## MATERIAL SHOWN
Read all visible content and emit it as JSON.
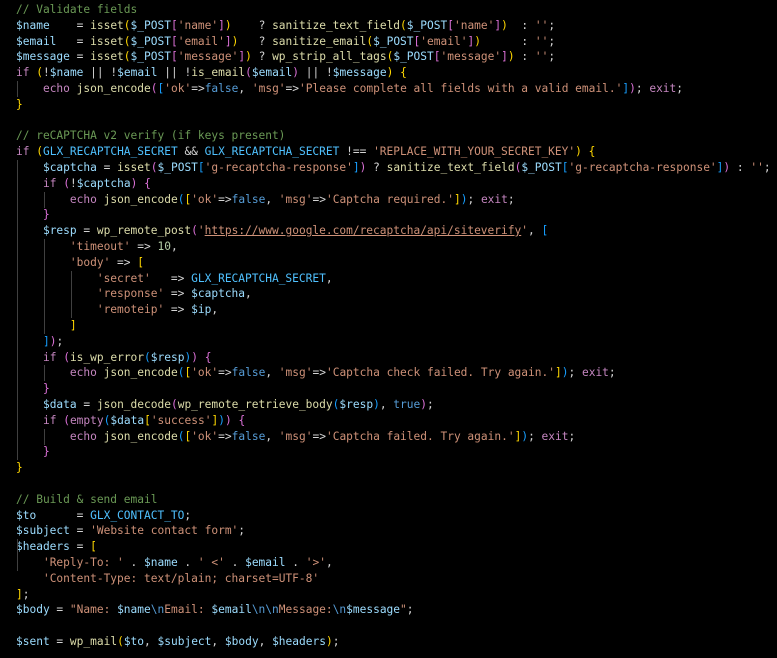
{
  "editor": {
    "lines": [
      [
        [
          "c",
          "// Validate fields"
        ]
      ],
      [
        [
          "v",
          "$name"
        ],
        [
          "p",
          "    = "
        ],
        [
          "f",
          "isset"
        ],
        [
          "y",
          "("
        ],
        [
          "v",
          "$_POST"
        ],
        [
          "m",
          "["
        ],
        [
          "s",
          "'name'"
        ],
        [
          "m",
          "]"
        ],
        [
          "y",
          ")"
        ],
        [
          "p",
          "    ? "
        ],
        [
          "f",
          "sanitize_text_field"
        ],
        [
          "y",
          "("
        ],
        [
          "v",
          "$_POST"
        ],
        [
          "m",
          "["
        ],
        [
          "s",
          "'name'"
        ],
        [
          "m",
          "]"
        ],
        [
          "y",
          ")"
        ],
        [
          "p",
          "  : "
        ],
        [
          "s",
          "''"
        ],
        [
          "p",
          ";"
        ]
      ],
      [
        [
          "v",
          "$email"
        ],
        [
          "p",
          "   = "
        ],
        [
          "f",
          "isset"
        ],
        [
          "y",
          "("
        ],
        [
          "v",
          "$_POST"
        ],
        [
          "m",
          "["
        ],
        [
          "s",
          "'email'"
        ],
        [
          "m",
          "]"
        ],
        [
          "y",
          ")"
        ],
        [
          "p",
          "   ? "
        ],
        [
          "f",
          "sanitize_email"
        ],
        [
          "y",
          "("
        ],
        [
          "v",
          "$_POST"
        ],
        [
          "m",
          "["
        ],
        [
          "s",
          "'email'"
        ],
        [
          "m",
          "]"
        ],
        [
          "y",
          ")"
        ],
        [
          "p",
          "      : "
        ],
        [
          "s",
          "''"
        ],
        [
          "p",
          ";"
        ]
      ],
      [
        [
          "v",
          "$message"
        ],
        [
          "p",
          " = "
        ],
        [
          "f",
          "isset"
        ],
        [
          "y",
          "("
        ],
        [
          "v",
          "$_POST"
        ],
        [
          "m",
          "["
        ],
        [
          "s",
          "'message'"
        ],
        [
          "m",
          "]"
        ],
        [
          "y",
          ")"
        ],
        [
          "p",
          " ? "
        ],
        [
          "f",
          "wp_strip_all_tags"
        ],
        [
          "y",
          "("
        ],
        [
          "v",
          "$_POST"
        ],
        [
          "m",
          "["
        ],
        [
          "s",
          "'message'"
        ],
        [
          "m",
          "]"
        ],
        [
          "y",
          ")"
        ],
        [
          "p",
          " : "
        ],
        [
          "s",
          "''"
        ],
        [
          "p",
          ";"
        ]
      ],
      [
        [
          "k",
          "if"
        ],
        [
          "p",
          " "
        ],
        [
          "y",
          "("
        ],
        [
          "p",
          "!"
        ],
        [
          "v",
          "$name"
        ],
        [
          "p",
          " || !"
        ],
        [
          "v",
          "$email"
        ],
        [
          "p",
          " || !"
        ],
        [
          "f",
          "is_email"
        ],
        [
          "m",
          "("
        ],
        [
          "v",
          "$email"
        ],
        [
          "m",
          ")"
        ],
        [
          "p",
          " || !"
        ],
        [
          "v",
          "$message"
        ],
        [
          "y",
          ")"
        ],
        [
          "p",
          " "
        ],
        [
          "y",
          "{"
        ]
      ],
      [
        [
          "p",
          "    "
        ],
        [
          "k",
          "echo"
        ],
        [
          "p",
          " "
        ],
        [
          "f",
          "json_encode"
        ],
        [
          "m",
          "("
        ],
        [
          "u",
          "["
        ],
        [
          "s",
          "'ok'"
        ],
        [
          "p",
          "=>"
        ],
        [
          "b",
          "false"
        ],
        [
          "p",
          ", "
        ],
        [
          "s",
          "'msg'"
        ],
        [
          "p",
          "=>"
        ],
        [
          "s",
          "'Please complete all fields with a valid email.'"
        ],
        [
          "u",
          "]"
        ],
        [
          "m",
          ")"
        ],
        [
          "p",
          "; "
        ],
        [
          "k",
          "exit"
        ],
        [
          "p",
          ";"
        ]
      ],
      [
        [
          "y",
          "}"
        ]
      ],
      [],
      [
        [
          "c",
          "// reCAPTCHA v2 verify (if keys present)"
        ]
      ],
      [
        [
          "k",
          "if"
        ],
        [
          "p",
          " "
        ],
        [
          "y",
          "("
        ],
        [
          "cn",
          "GLX_RECAPTCHA_SECRET"
        ],
        [
          "p",
          " && "
        ],
        [
          "cn",
          "GLX_RECAPTCHA_SECRET"
        ],
        [
          "p",
          " !== "
        ],
        [
          "s",
          "'REPLACE_WITH_YOUR_SECRET_KEY'"
        ],
        [
          "y",
          ")"
        ],
        [
          "p",
          " "
        ],
        [
          "y",
          "{"
        ]
      ],
      [
        [
          "p",
          "    "
        ],
        [
          "v",
          "$captcha"
        ],
        [
          "p",
          " = "
        ],
        [
          "f",
          "isset"
        ],
        [
          "m",
          "("
        ],
        [
          "v",
          "$_POST"
        ],
        [
          "u",
          "["
        ],
        [
          "s",
          "'g-recaptcha-response'"
        ],
        [
          "u",
          "]"
        ],
        [
          "m",
          ")"
        ],
        [
          "p",
          " ? "
        ],
        [
          "f",
          "sanitize_text_field"
        ],
        [
          "m",
          "("
        ],
        [
          "v",
          "$_POST"
        ],
        [
          "u",
          "["
        ],
        [
          "s",
          "'g-recaptcha-response'"
        ],
        [
          "u",
          "]"
        ],
        [
          "m",
          ")"
        ],
        [
          "p",
          " : "
        ],
        [
          "s",
          "''"
        ],
        [
          "p",
          ";"
        ]
      ],
      [
        [
          "p",
          "    "
        ],
        [
          "k",
          "if"
        ],
        [
          "p",
          " "
        ],
        [
          "m",
          "("
        ],
        [
          "p",
          "!"
        ],
        [
          "v",
          "$captcha"
        ],
        [
          "m",
          ")"
        ],
        [
          "p",
          " "
        ],
        [
          "m",
          "{"
        ]
      ],
      [
        [
          "p",
          "        "
        ],
        [
          "k",
          "echo"
        ],
        [
          "p",
          " "
        ],
        [
          "f",
          "json_encode"
        ],
        [
          "u",
          "("
        ],
        [
          "y",
          "["
        ],
        [
          "s",
          "'ok'"
        ],
        [
          "p",
          "=>"
        ],
        [
          "b",
          "false"
        ],
        [
          "p",
          ", "
        ],
        [
          "s",
          "'msg'"
        ],
        [
          "p",
          "=>"
        ],
        [
          "s",
          "'Captcha required.'"
        ],
        [
          "y",
          "]"
        ],
        [
          "u",
          ")"
        ],
        [
          "p",
          "; "
        ],
        [
          "k",
          "exit"
        ],
        [
          "p",
          ";"
        ]
      ],
      [
        [
          "p",
          "    "
        ],
        [
          "m",
          "}"
        ]
      ],
      [
        [
          "p",
          "    "
        ],
        [
          "v",
          "$resp"
        ],
        [
          "p",
          " = "
        ],
        [
          "f",
          "wp_remote_post"
        ],
        [
          "m",
          "("
        ],
        [
          "s",
          "'"
        ],
        [
          "url",
          "https://www.google.com/recaptcha/api/siteverify"
        ],
        [
          "s",
          "'"
        ],
        [
          "p",
          ", "
        ],
        [
          "u",
          "["
        ]
      ],
      [
        [
          "p",
          "        "
        ],
        [
          "s",
          "'timeout'"
        ],
        [
          "p",
          " => "
        ],
        [
          "n",
          "10"
        ],
        [
          "p",
          ","
        ]
      ],
      [
        [
          "p",
          "        "
        ],
        [
          "s",
          "'body'"
        ],
        [
          "p",
          " => "
        ],
        [
          "y",
          "["
        ]
      ],
      [
        [
          "p",
          "            "
        ],
        [
          "s",
          "'secret'"
        ],
        [
          "p",
          "   => "
        ],
        [
          "cn",
          "GLX_RECAPTCHA_SECRET"
        ],
        [
          "p",
          ","
        ]
      ],
      [
        [
          "p",
          "            "
        ],
        [
          "s",
          "'response'"
        ],
        [
          "p",
          " => "
        ],
        [
          "v",
          "$captcha"
        ],
        [
          "p",
          ","
        ]
      ],
      [
        [
          "p",
          "            "
        ],
        [
          "s",
          "'remoteip'"
        ],
        [
          "p",
          " => "
        ],
        [
          "v",
          "$ip"
        ],
        [
          "p",
          ","
        ]
      ],
      [
        [
          "p",
          "        "
        ],
        [
          "y",
          "]"
        ]
      ],
      [
        [
          "p",
          "    "
        ],
        [
          "u",
          "]"
        ],
        [
          "m",
          ")"
        ],
        [
          "p",
          ";"
        ]
      ],
      [
        [
          "p",
          "    "
        ],
        [
          "k",
          "if"
        ],
        [
          "p",
          " "
        ],
        [
          "m",
          "("
        ],
        [
          "f",
          "is_wp_error"
        ],
        [
          "u",
          "("
        ],
        [
          "v",
          "$resp"
        ],
        [
          "u",
          ")"
        ],
        [
          "m",
          ")"
        ],
        [
          "p",
          " "
        ],
        [
          "m",
          "{"
        ]
      ],
      [
        [
          "p",
          "        "
        ],
        [
          "k",
          "echo"
        ],
        [
          "p",
          " "
        ],
        [
          "f",
          "json_encode"
        ],
        [
          "u",
          "("
        ],
        [
          "y",
          "["
        ],
        [
          "s",
          "'ok'"
        ],
        [
          "p",
          "=>"
        ],
        [
          "b",
          "false"
        ],
        [
          "p",
          ", "
        ],
        [
          "s",
          "'msg'"
        ],
        [
          "p",
          "=>"
        ],
        [
          "s",
          "'Captcha check failed. Try again.'"
        ],
        [
          "y",
          "]"
        ],
        [
          "u",
          ")"
        ],
        [
          "p",
          "; "
        ],
        [
          "k",
          "exit"
        ],
        [
          "p",
          ";"
        ]
      ],
      [
        [
          "p",
          "    "
        ],
        [
          "m",
          "}"
        ]
      ],
      [
        [
          "p",
          "    "
        ],
        [
          "v",
          "$data"
        ],
        [
          "p",
          " = "
        ],
        [
          "f",
          "json_decode"
        ],
        [
          "m",
          "("
        ],
        [
          "f",
          "wp_remote_retrieve_body"
        ],
        [
          "u",
          "("
        ],
        [
          "v",
          "$resp"
        ],
        [
          "u",
          ")"
        ],
        [
          "p",
          ", "
        ],
        [
          "b",
          "true"
        ],
        [
          "m",
          ")"
        ],
        [
          "p",
          ";"
        ]
      ],
      [
        [
          "p",
          "    "
        ],
        [
          "k",
          "if"
        ],
        [
          "p",
          " "
        ],
        [
          "m",
          "("
        ],
        [
          "k",
          "empty"
        ],
        [
          "u",
          "("
        ],
        [
          "v",
          "$data"
        ],
        [
          "y",
          "["
        ],
        [
          "s",
          "'success'"
        ],
        [
          "y",
          "]"
        ],
        [
          "u",
          ")"
        ],
        [
          "m",
          ")"
        ],
        [
          "p",
          " "
        ],
        [
          "m",
          "{"
        ]
      ],
      [
        [
          "p",
          "        "
        ],
        [
          "k",
          "echo"
        ],
        [
          "p",
          " "
        ],
        [
          "f",
          "json_encode"
        ],
        [
          "u",
          "("
        ],
        [
          "y",
          "["
        ],
        [
          "s",
          "'ok'"
        ],
        [
          "p",
          "=>"
        ],
        [
          "b",
          "false"
        ],
        [
          "p",
          ", "
        ],
        [
          "s",
          "'msg'"
        ],
        [
          "p",
          "=>"
        ],
        [
          "s",
          "'Captcha failed. Try again.'"
        ],
        [
          "y",
          "]"
        ],
        [
          "u",
          ")"
        ],
        [
          "p",
          "; "
        ],
        [
          "k",
          "exit"
        ],
        [
          "p",
          ";"
        ]
      ],
      [
        [
          "p",
          "    "
        ],
        [
          "m",
          "}"
        ]
      ],
      [
        [
          "y",
          "}"
        ]
      ],
      [],
      [
        [
          "c",
          "// Build & send email"
        ]
      ],
      [
        [
          "v",
          "$to"
        ],
        [
          "p",
          "      = "
        ],
        [
          "cn",
          "GLX_CONTACT_TO"
        ],
        [
          "p",
          ";"
        ]
      ],
      [
        [
          "v",
          "$subject"
        ],
        [
          "p",
          " = "
        ],
        [
          "s",
          "'Website contact form'"
        ],
        [
          "p",
          ";"
        ]
      ],
      [
        [
          "v",
          "$headers"
        ],
        [
          "p",
          " = "
        ],
        [
          "y",
          "["
        ]
      ],
      [
        [
          "p",
          "    "
        ],
        [
          "s",
          "'Reply-To: '"
        ],
        [
          "p",
          " . "
        ],
        [
          "v",
          "$name"
        ],
        [
          "p",
          " . "
        ],
        [
          "s",
          "' <'"
        ],
        [
          "p",
          " . "
        ],
        [
          "v",
          "$email"
        ],
        [
          "p",
          " . "
        ],
        [
          "s",
          "'>'"
        ],
        [
          "p",
          ","
        ]
      ],
      [
        [
          "p",
          "    "
        ],
        [
          "s",
          "'Content-Type: text/plain; charset=UTF-8'"
        ]
      ],
      [
        [
          "y",
          "]"
        ],
        [
          "p",
          ";"
        ]
      ],
      [
        [
          "v",
          "$body"
        ],
        [
          "p",
          " = "
        ],
        [
          "s",
          "\"Name: "
        ],
        [
          "v",
          "$name"
        ],
        [
          "b",
          "\\n"
        ],
        [
          "s",
          "Email: "
        ],
        [
          "v",
          "$email"
        ],
        [
          "b",
          "\\n\\n"
        ],
        [
          "s",
          "Message:"
        ],
        [
          "b",
          "\\n"
        ],
        [
          "v",
          "$message"
        ],
        [
          "s",
          "\""
        ],
        [
          "p",
          ";"
        ]
      ],
      [],
      [
        [
          "v",
          "$sent"
        ],
        [
          "p",
          " = "
        ],
        [
          "f",
          "wp_mail"
        ],
        [
          "y",
          "("
        ],
        [
          "v",
          "$to"
        ],
        [
          "p",
          ", "
        ],
        [
          "v",
          "$subject"
        ],
        [
          "p",
          ", "
        ],
        [
          "v",
          "$body"
        ],
        [
          "p",
          ", "
        ],
        [
          "v",
          "$headers"
        ],
        [
          "y",
          ")"
        ],
        [
          "p",
          ";"
        ]
      ]
    ]
  }
}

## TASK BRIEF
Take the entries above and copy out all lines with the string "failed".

## YOUR RESPONSE
          "'Captcha check failed. Try again.'"
          "'Captcha failed. Try again.'"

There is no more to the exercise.